_AIM OF THE EXERCISE_. Search the records for the word "form" and copy every line in which it occurs.

_DATASET ENTRIES_.

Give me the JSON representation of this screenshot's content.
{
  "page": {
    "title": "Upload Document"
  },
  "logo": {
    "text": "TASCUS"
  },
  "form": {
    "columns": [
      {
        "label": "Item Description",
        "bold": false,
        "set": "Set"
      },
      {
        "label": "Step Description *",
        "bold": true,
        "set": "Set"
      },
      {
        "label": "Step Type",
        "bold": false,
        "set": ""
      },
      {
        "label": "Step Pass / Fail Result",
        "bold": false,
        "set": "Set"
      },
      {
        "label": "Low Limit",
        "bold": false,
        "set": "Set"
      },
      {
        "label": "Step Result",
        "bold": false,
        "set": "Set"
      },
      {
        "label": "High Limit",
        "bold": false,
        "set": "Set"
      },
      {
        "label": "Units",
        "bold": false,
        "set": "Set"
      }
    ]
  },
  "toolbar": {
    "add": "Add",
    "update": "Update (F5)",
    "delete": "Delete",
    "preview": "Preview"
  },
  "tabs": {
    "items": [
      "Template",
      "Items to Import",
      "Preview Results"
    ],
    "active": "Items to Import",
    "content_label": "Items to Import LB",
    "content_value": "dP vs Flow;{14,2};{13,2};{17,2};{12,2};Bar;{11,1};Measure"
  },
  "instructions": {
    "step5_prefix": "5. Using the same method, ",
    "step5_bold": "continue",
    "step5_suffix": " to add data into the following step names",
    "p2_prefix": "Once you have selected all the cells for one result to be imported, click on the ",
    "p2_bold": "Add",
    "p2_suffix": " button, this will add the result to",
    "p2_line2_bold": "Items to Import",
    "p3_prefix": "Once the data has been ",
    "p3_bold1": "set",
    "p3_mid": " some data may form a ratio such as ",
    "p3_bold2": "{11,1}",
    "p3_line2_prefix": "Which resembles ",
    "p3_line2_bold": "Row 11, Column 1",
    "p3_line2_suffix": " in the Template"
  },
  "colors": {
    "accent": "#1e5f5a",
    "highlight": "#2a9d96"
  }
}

_TASK RESPONSE_.
  "form": {
    "p3_mid": " some data may form a ratio such as ",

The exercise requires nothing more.